--- START ---

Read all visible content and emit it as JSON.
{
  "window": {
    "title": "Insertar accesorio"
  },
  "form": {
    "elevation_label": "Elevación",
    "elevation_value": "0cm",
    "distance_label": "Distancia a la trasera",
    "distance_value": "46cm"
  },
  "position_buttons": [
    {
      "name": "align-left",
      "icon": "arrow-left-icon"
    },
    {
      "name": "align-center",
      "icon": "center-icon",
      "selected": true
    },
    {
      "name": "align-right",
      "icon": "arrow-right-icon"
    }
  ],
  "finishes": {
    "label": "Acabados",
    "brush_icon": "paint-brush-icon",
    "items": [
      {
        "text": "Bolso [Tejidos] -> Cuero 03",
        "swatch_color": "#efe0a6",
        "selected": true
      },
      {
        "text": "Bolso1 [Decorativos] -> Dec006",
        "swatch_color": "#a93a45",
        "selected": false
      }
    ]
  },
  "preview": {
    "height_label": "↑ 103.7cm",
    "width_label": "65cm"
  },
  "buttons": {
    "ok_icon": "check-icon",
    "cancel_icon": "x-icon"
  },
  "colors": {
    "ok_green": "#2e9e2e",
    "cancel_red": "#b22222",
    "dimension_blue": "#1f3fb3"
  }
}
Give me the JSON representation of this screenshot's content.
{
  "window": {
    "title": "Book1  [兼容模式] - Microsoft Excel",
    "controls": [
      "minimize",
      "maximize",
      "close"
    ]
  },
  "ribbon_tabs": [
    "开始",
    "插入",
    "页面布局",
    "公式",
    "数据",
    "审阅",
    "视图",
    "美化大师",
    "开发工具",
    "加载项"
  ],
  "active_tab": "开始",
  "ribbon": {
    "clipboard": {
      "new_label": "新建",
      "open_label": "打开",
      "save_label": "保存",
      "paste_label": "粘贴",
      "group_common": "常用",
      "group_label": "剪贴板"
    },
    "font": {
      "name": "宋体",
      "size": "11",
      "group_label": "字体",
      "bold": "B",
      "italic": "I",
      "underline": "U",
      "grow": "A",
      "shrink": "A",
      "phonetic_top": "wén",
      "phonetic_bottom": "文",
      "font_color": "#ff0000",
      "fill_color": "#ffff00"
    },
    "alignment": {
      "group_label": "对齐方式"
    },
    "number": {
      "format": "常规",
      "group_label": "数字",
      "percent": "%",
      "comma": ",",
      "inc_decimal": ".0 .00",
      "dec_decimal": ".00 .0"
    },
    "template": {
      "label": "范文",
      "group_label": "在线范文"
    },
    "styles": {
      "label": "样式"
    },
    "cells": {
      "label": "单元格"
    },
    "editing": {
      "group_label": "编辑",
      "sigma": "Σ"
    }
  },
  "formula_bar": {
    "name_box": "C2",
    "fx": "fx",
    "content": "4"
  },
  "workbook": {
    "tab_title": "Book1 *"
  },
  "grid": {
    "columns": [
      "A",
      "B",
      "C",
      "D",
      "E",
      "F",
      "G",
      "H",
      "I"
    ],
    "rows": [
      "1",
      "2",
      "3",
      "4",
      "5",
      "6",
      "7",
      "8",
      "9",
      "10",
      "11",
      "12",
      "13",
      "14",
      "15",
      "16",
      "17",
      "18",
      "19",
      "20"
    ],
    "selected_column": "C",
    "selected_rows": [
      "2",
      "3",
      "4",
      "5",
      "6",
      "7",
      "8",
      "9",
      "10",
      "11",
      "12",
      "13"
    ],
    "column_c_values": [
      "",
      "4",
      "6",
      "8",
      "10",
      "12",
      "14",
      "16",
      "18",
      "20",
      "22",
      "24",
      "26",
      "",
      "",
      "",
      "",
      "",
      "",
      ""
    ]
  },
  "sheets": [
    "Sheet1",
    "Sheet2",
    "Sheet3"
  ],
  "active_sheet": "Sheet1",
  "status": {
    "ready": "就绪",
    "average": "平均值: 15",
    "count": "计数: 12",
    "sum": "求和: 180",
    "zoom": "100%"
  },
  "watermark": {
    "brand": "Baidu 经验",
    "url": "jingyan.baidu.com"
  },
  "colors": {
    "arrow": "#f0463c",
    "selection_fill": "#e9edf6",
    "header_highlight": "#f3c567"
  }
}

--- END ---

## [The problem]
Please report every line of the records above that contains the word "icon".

## [Response]
      "icon": "arrow-left-icon"
      "icon": "center-icon",
      "icon": "arrow-right-icon"
    "brush_icon": "paint-brush-icon",
    "ok_icon": "check-icon",
    "cancel_icon": "x-icon"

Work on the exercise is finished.